If fiduciaries aren’t prepared to “fess up” on their data quality and indicate their state of dashboard readiness, then maybe we need to think about compulsory data audits at annual intervals between now and 2024.
Such data audits could be conducted by firms like ITM who make data cleansing their job and they should be able to issue a data readiness certificate where they consider a scheme has clean enough data to meet the dashboard’s requirements.
If – as I hope happens, the dashboard starts with a low level requirement – perhaps no more than to confirm that someone has money or rights in their scheme, then a certificate of immediate readiness will be less onerous. But to really satisfy members and policyholders, I’d like to see insurers, SIPP managers and occupational schemes having a certificate of pension dashboard readiness that commits the scheme to full participation at the dashboard’s earliest request.
The principle of volunteering
Dr Chris Sier has long advocated a voluntary system of costs disclosure among pension funds, arguing that the moral pressure on those who don’t disclose will be more effective than the pressure of Government through regulation.
I agree with Chris and I think a voluntary approach to dashboard readiness could be adopted quickly and cheaply by schemes and providers who are comfortable in their skins right now. A declaration of being “dashboard ready” would allow Chris Curry and his team to consider that scheme or insurer as an early adopter – just as some schemes were early adopters of NEST, way before NEST was fully open.
Of course a Trustee or IGC could not declare a scheme or book dashboard ready without the agreement of the data provider, but if both were happy, then why shouldn’t good data managers get credit for being ahead of the curve and confident that they do the right thing by their members/policyholders?
Accountability is everything
Which would leave those who cannot issue a voluntary declaration of readiness in that awkward position of explaining to their “customers” why they can’t and more importantly when they think they could.
Schemes and books for whom the answer is “never” should make this plain up front.

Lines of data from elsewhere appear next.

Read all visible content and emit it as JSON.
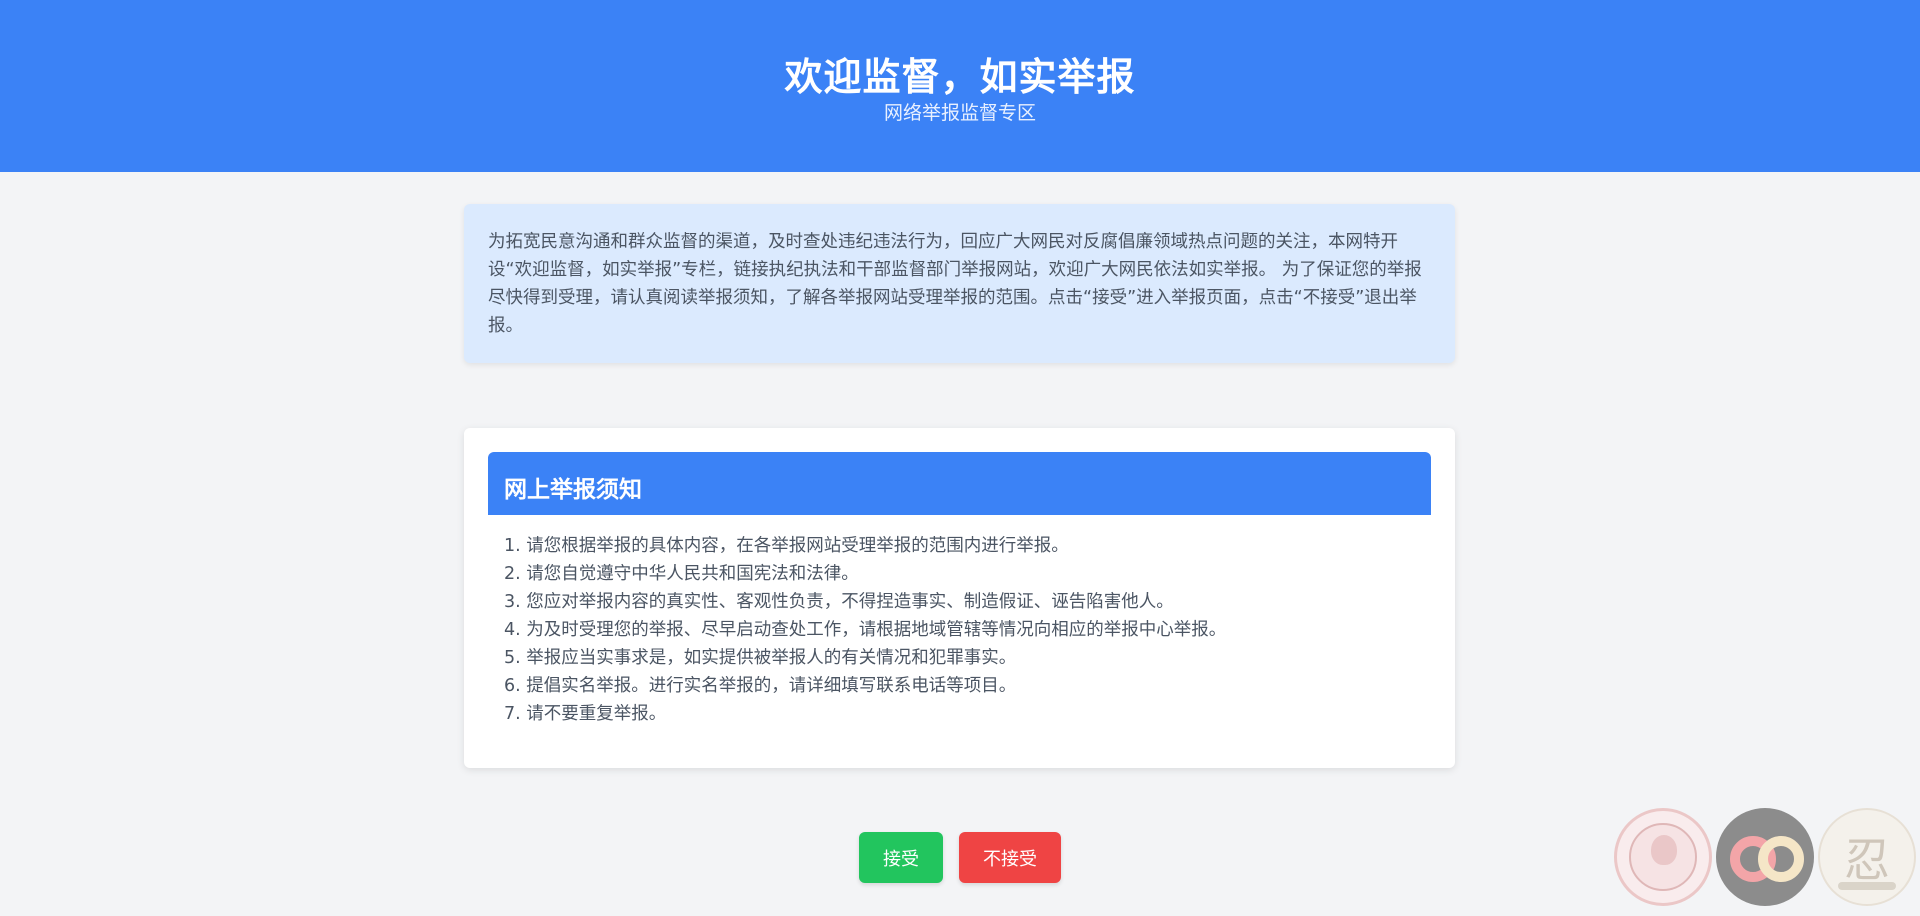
{
  "header": {
    "title": "欢迎监督，如实举报",
    "subtitle": "网络举报监督专区"
  },
  "intro": {
    "text": "为拓宽民意沟通和群众监督的渠道，及时查处违纪违法行为，回应广大网民对反腐倡廉领域热点问题的关注，本网特开设“欢迎监督，如实举报”专栏，链接执纪执法和干部监督部门举报网站，欢迎广大网民依法如实举报。 为了保证您的举报尽快得到受理，请认真阅读举报须知，了解各举报网站受理举报的范围。点击“接受”进入举报页面，点击“不接受”退出举报。"
  },
  "notice": {
    "title": "网上举报须知",
    "items": [
      "1. 请您根据举报的具体内容，在各举报网站受理举报的范围内进行举报。",
      "2. 请您自觉遵守中华人民共和国宪法和法律。",
      "3. 您应对举报内容的真实性、客观性负责，不得捏造事实、制造假证、诬告陷害他人。",
      "4. 为及时受理您的举报、尽早启动查处工作，请根据地域管辖等情况向相应的举报中心举报。",
      "5. 举报应当实事求是，如实提供被举报人的有关情况和犯罪事实。",
      "6. 提倡实名举报。进行实名举报的，请详细填写联系电话等项目。",
      "7. 请不要重复举报。"
    ]
  },
  "buttons": {
    "accept": "接受",
    "reject": "不接受"
  },
  "floating_icons": {
    "seal_icon": "portrait-seal-icon",
    "logo_icon": "brand-rings-icon",
    "calligraphy_icon": "calligraphy-seal-icon",
    "calligraphy_glyph": "忍"
  },
  "colors": {
    "primary": "#3b82f6",
    "accept": "#22c55e",
    "reject": "#ef4444",
    "intro_bg": "#dbeafe"
  }
}
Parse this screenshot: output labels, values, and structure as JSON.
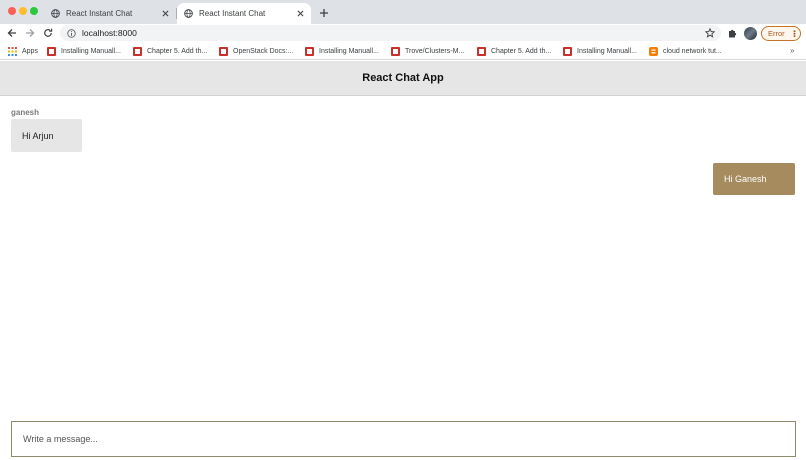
{
  "browser": {
    "tabs": [
      {
        "title": "React Instant Chat",
        "active": false
      },
      {
        "title": "React Instant Chat",
        "active": true
      }
    ],
    "url": "localhost:8000",
    "error_label": "Error",
    "bookmarks": [
      {
        "label": "Apps",
        "icon": "apps-grid-icon"
      },
      {
        "label": "Installing Manuall...",
        "icon": "redhat-icon"
      },
      {
        "label": "Chapter 5. Add th...",
        "icon": "redhat-icon"
      },
      {
        "label": "OpenStack Docs:...",
        "icon": "redhat-icon"
      },
      {
        "label": "Installing Manuall...",
        "icon": "redhat-icon"
      },
      {
        "label": "Trove/Clusters-M...",
        "icon": "redhat-icon"
      },
      {
        "label": "Chapter 5. Add th...",
        "icon": "redhat-icon"
      },
      {
        "label": "Installing Manuall...",
        "icon": "redhat-icon"
      },
      {
        "label": "cloud network tut...",
        "icon": "blogger-icon"
      }
    ],
    "more_bookmarks": "»"
  },
  "app": {
    "title": "React Chat App",
    "messages": [
      {
        "sender": "ganesh",
        "text": "Hi Arjun",
        "direction": "received"
      },
      {
        "sender": "",
        "text": "Hi Ganesh",
        "direction": "sent"
      }
    ],
    "composer_placeholder": "Write a message..."
  },
  "colors": {
    "header_bg": "#e6e6e6",
    "received_bubble": "#e6e6e6",
    "sent_bubble": "#a58b5e",
    "composer_border": "#8f8a6c",
    "error_accent": "#c5742a"
  }
}
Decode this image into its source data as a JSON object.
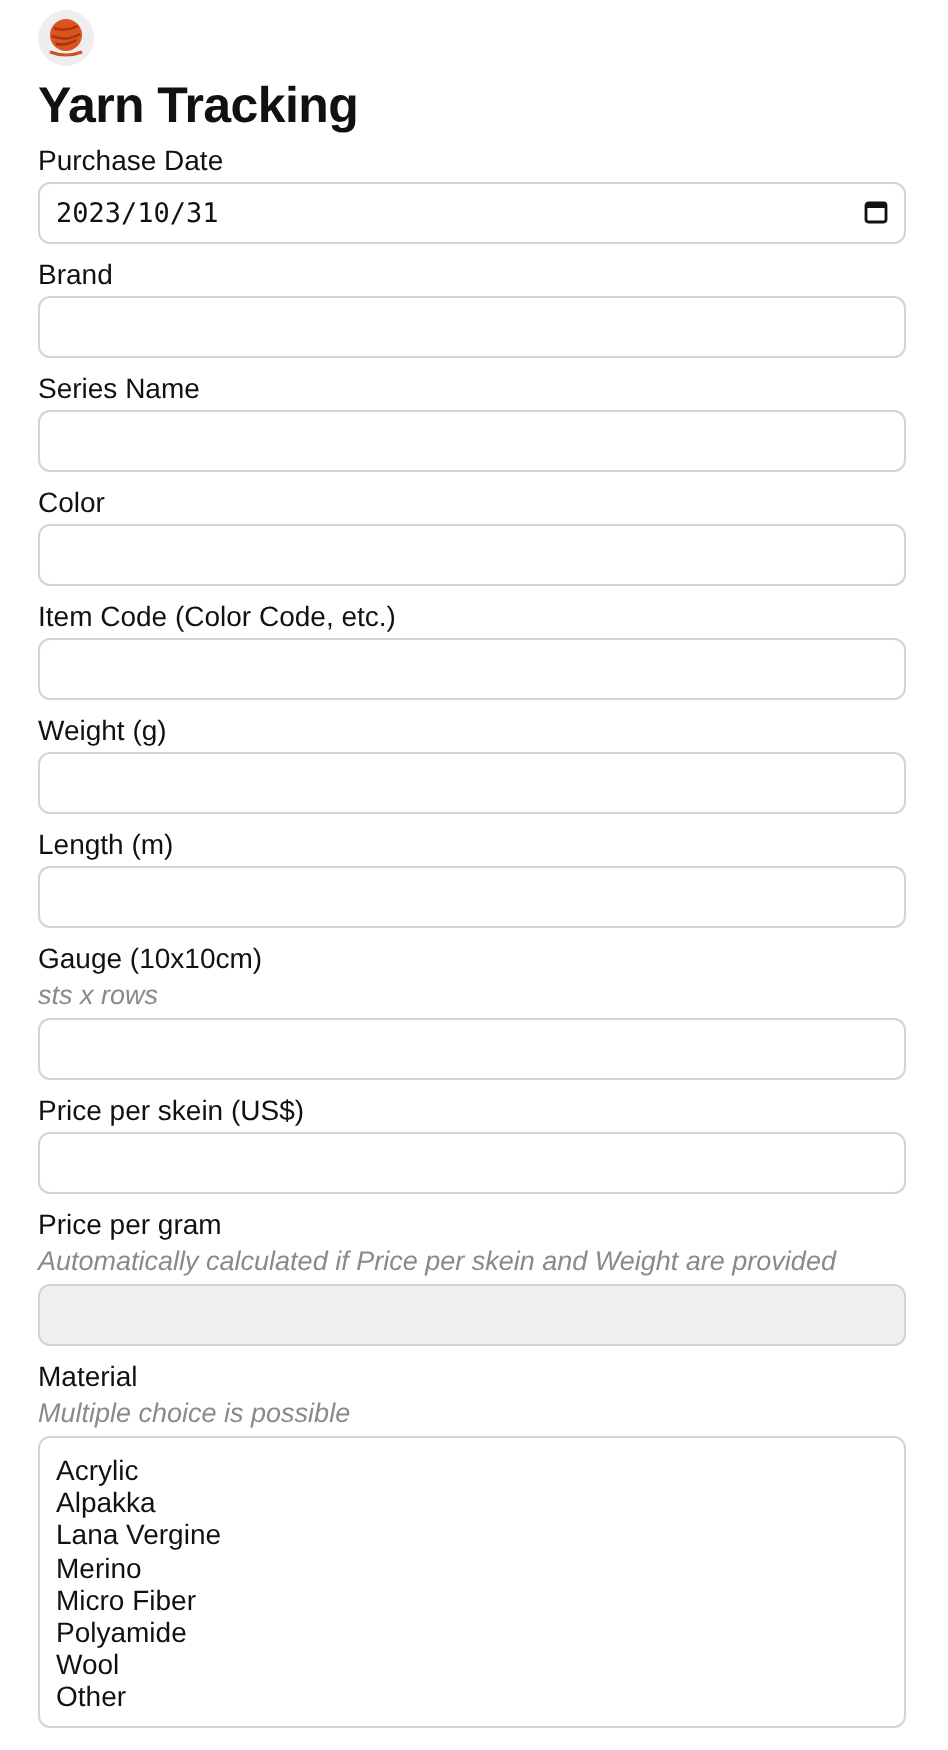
{
  "title": "Yarn Tracking",
  "fields": [
    {
      "label": "Purchase Date",
      "kind": "date",
      "value": "2023/10/31"
    },
    {
      "label": "Brand",
      "kind": "text"
    },
    {
      "label": "Series Name",
      "kind": "text"
    },
    {
      "label": "Color",
      "kind": "text"
    },
    {
      "label": "Item Code (Color Code, etc.)",
      "kind": "text"
    },
    {
      "label": "Weight (g)",
      "kind": "text"
    },
    {
      "label": "Length (m)",
      "kind": "text"
    },
    {
      "label": "Gauge (10x10cm)",
      "hint": "sts x rows",
      "kind": "text"
    },
    {
      "label": "Price per skein (US$)",
      "kind": "text"
    },
    {
      "label": "Price per gram",
      "hint": "Automatically calculated if Price per skein and Weight are provided",
      "kind": "text",
      "disabled": true
    },
    {
      "label": "Material",
      "hint": "Multiple choice is possible",
      "kind": "multiselect",
      "options": [
        "Acrylic",
        "Alpakka",
        "Lana Vergine",
        "Merino",
        "Micro Fiber",
        "Polyamide",
        "Wool",
        "Other"
      ]
    }
  ]
}
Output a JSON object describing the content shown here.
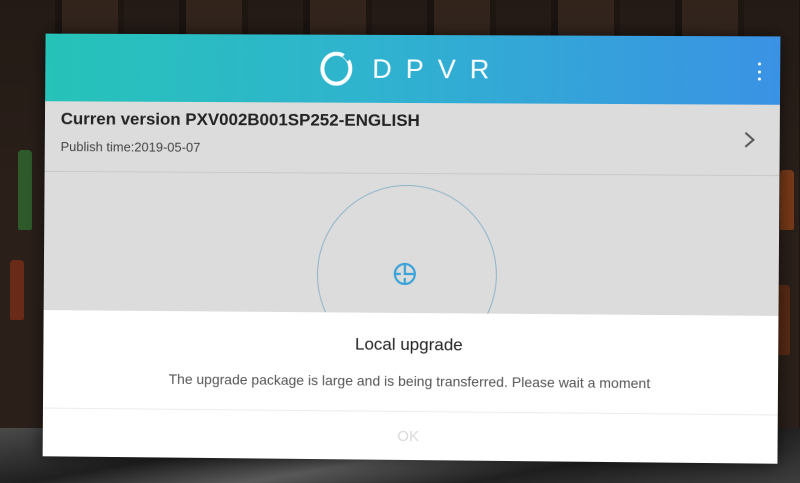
{
  "header": {
    "brand": "DPVR",
    "logo_icon": "dpvr-ring-logo-icon",
    "menu_icon": "more-vertical-icon",
    "gradient": [
      "#26c3b8",
      "#3a92e4"
    ]
  },
  "version": {
    "title": "Curren version PXV002B001SP252-ENGLISH",
    "publish_time": "Publish time:2019-05-07",
    "chevron_icon": "chevron-right-icon"
  },
  "progress": {
    "ring_icon": "progress-ring",
    "center_icon": "crosshair-target-icon",
    "accent": "#3aa3d8"
  },
  "dialog": {
    "title": "Local upgrade",
    "message": "The upgrade package is large and is being transferred. Please wait a moment",
    "ok_label": "OK"
  }
}
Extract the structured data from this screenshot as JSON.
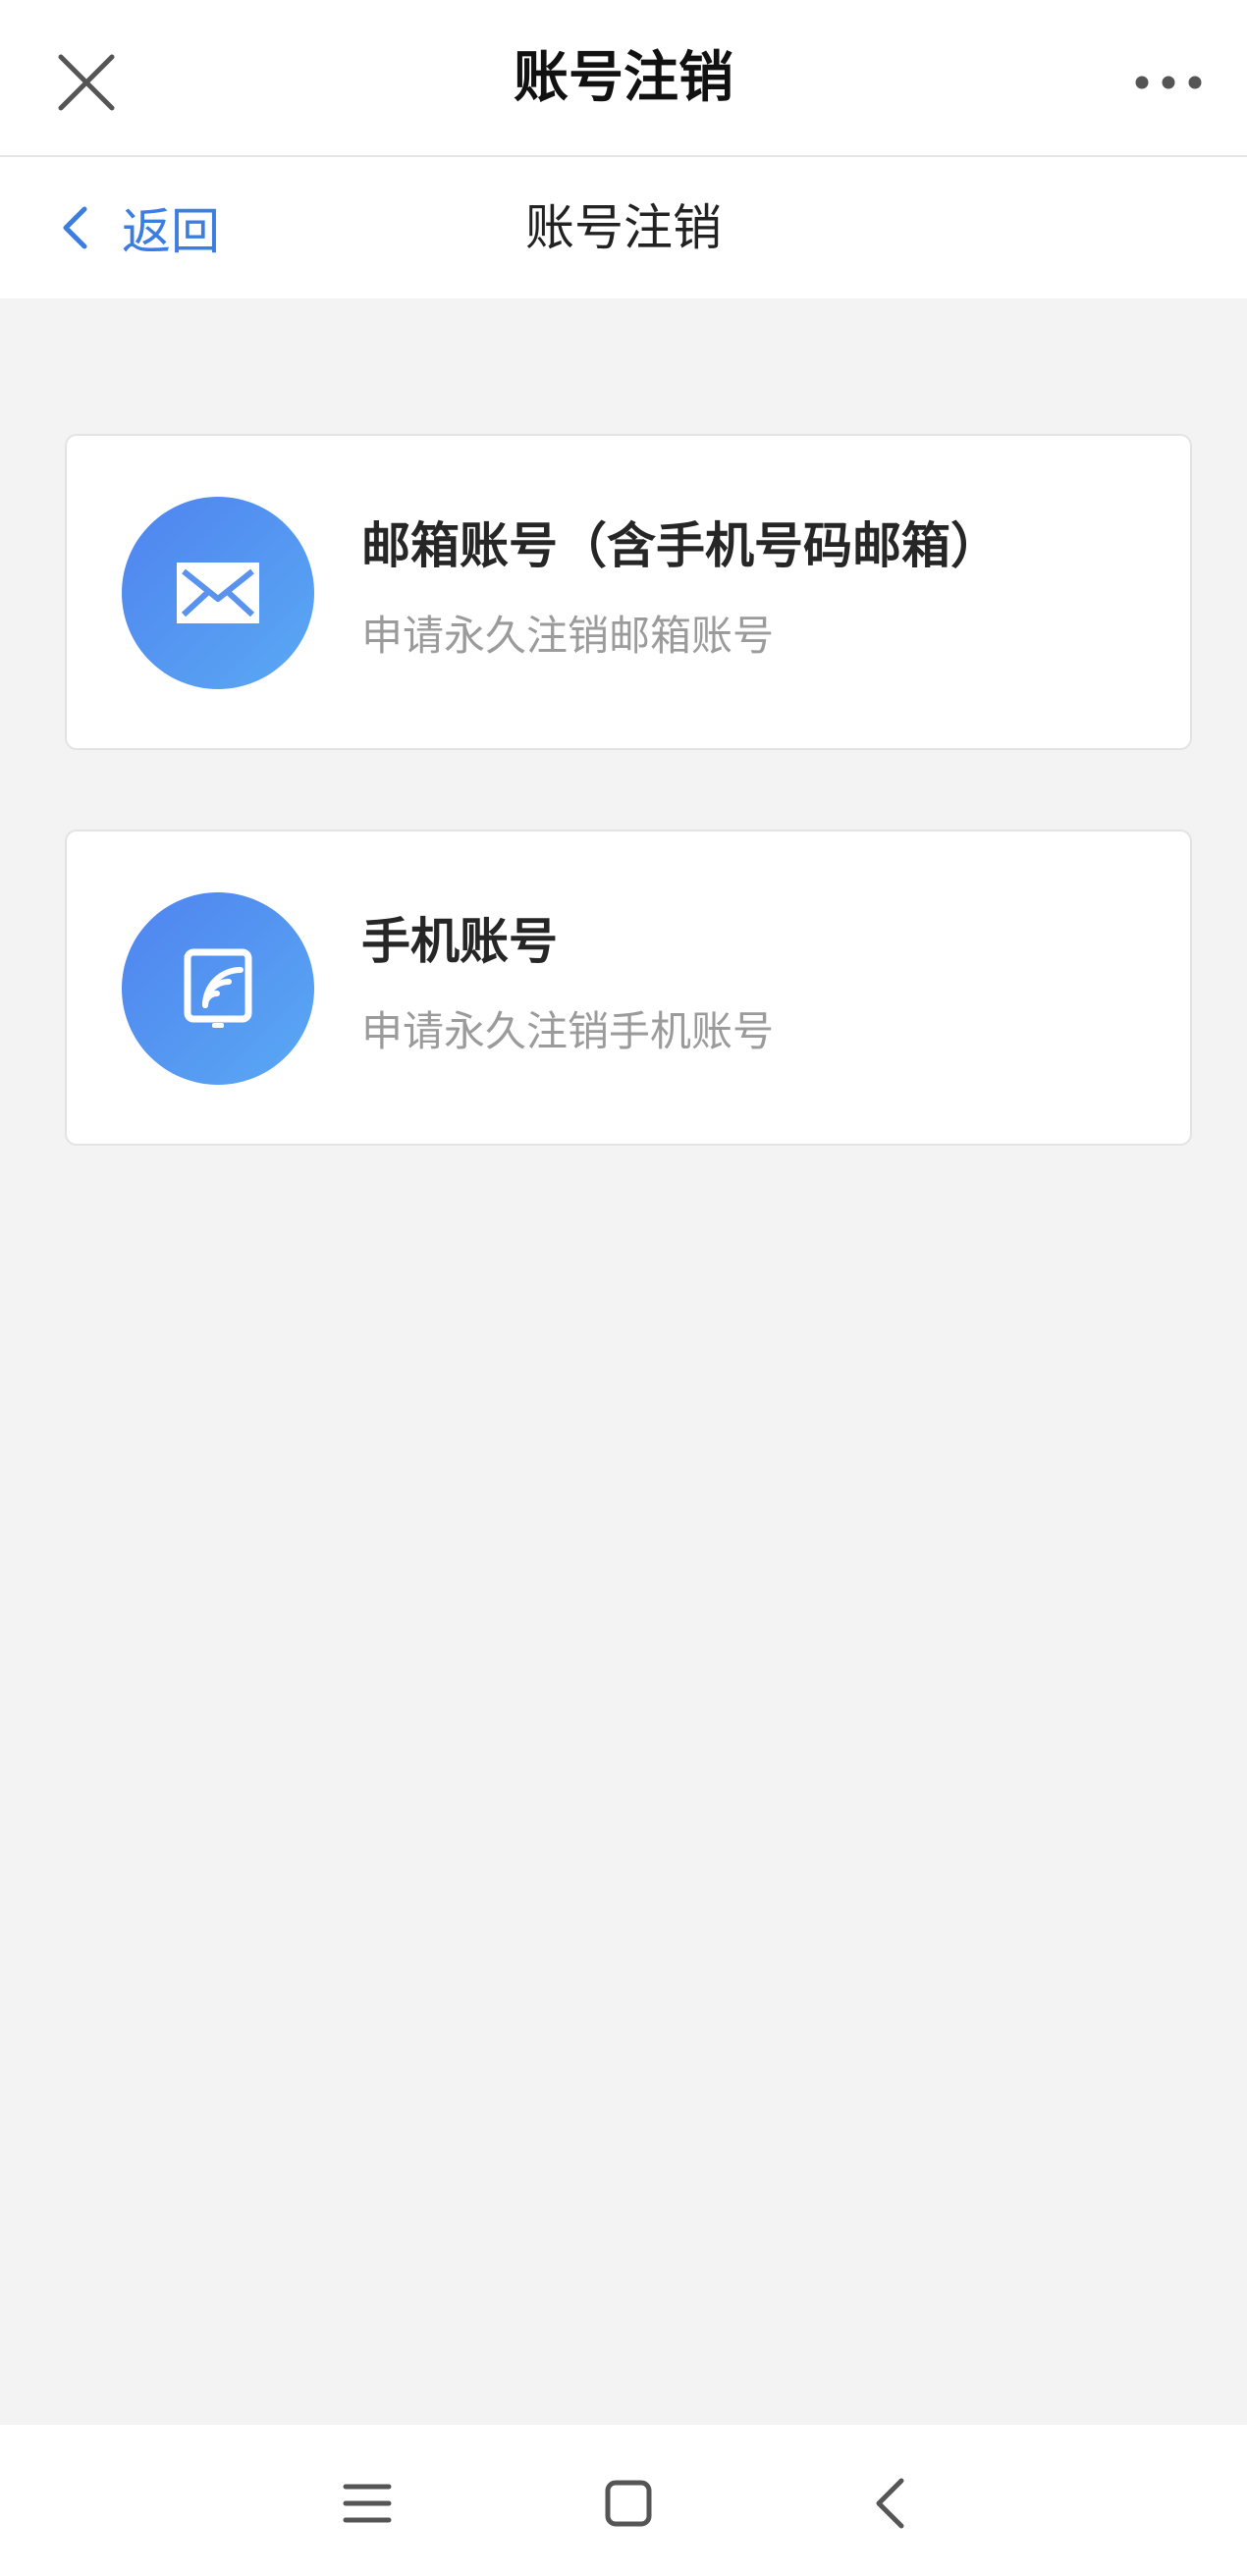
{
  "topbar": {
    "title": "账号注销",
    "close_icon": "close-icon",
    "more_icon": "more-dots-icon"
  },
  "subnav": {
    "back_label": "返回",
    "title": "账号注销",
    "back_icon": "chevron-left-icon"
  },
  "options": [
    {
      "title": "邮箱账号（含手机号码邮箱）",
      "description": "申请永久注销邮箱账号",
      "icon": "envelope-icon"
    },
    {
      "title": "手机账号",
      "description": "申请永久注销手机账号",
      "icon": "phone-account-icon"
    }
  ],
  "system_nav": {
    "menu_icon": "menu-icon",
    "home_icon": "home-icon",
    "back_icon": "back-icon"
  },
  "colors": {
    "accent": "#3b7de0",
    "icon_gradient_start": "#4f83ef",
    "icon_gradient_end": "#5aa9f4",
    "background": "#f3f3f3"
  }
}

If there are major issues with data loss or corruption then it’s up to fiduciaries to confess this has happened and put themselves in special measures.
Accountability is everything, the dad should be outed, the reluctant chivvied and the good rewarded. Without a plan to do this, the pensions dashboard will continue to drift as it has for the past four years.
With a proper system of accountability, I reckon that not just a dashboard – but overall confidence in our pensions – will be greatly enhanced within the next five years.
Henry – good to call this out but can i add another party to the debate – especially for DC /AE – payroll TPAs. From my own experience and anecdotes for many others (just what the eyes roll when payroll TPAs are mentioned in a pensions forum) that there seems to be a bit of a loophole in responsibility and accountability and regulatory oversight. Yes, I know ultimately its the employer’s responsibility to make sure payroll is “fit for purpose” but trust me, at the coal face that’s not as easier y as it would seem.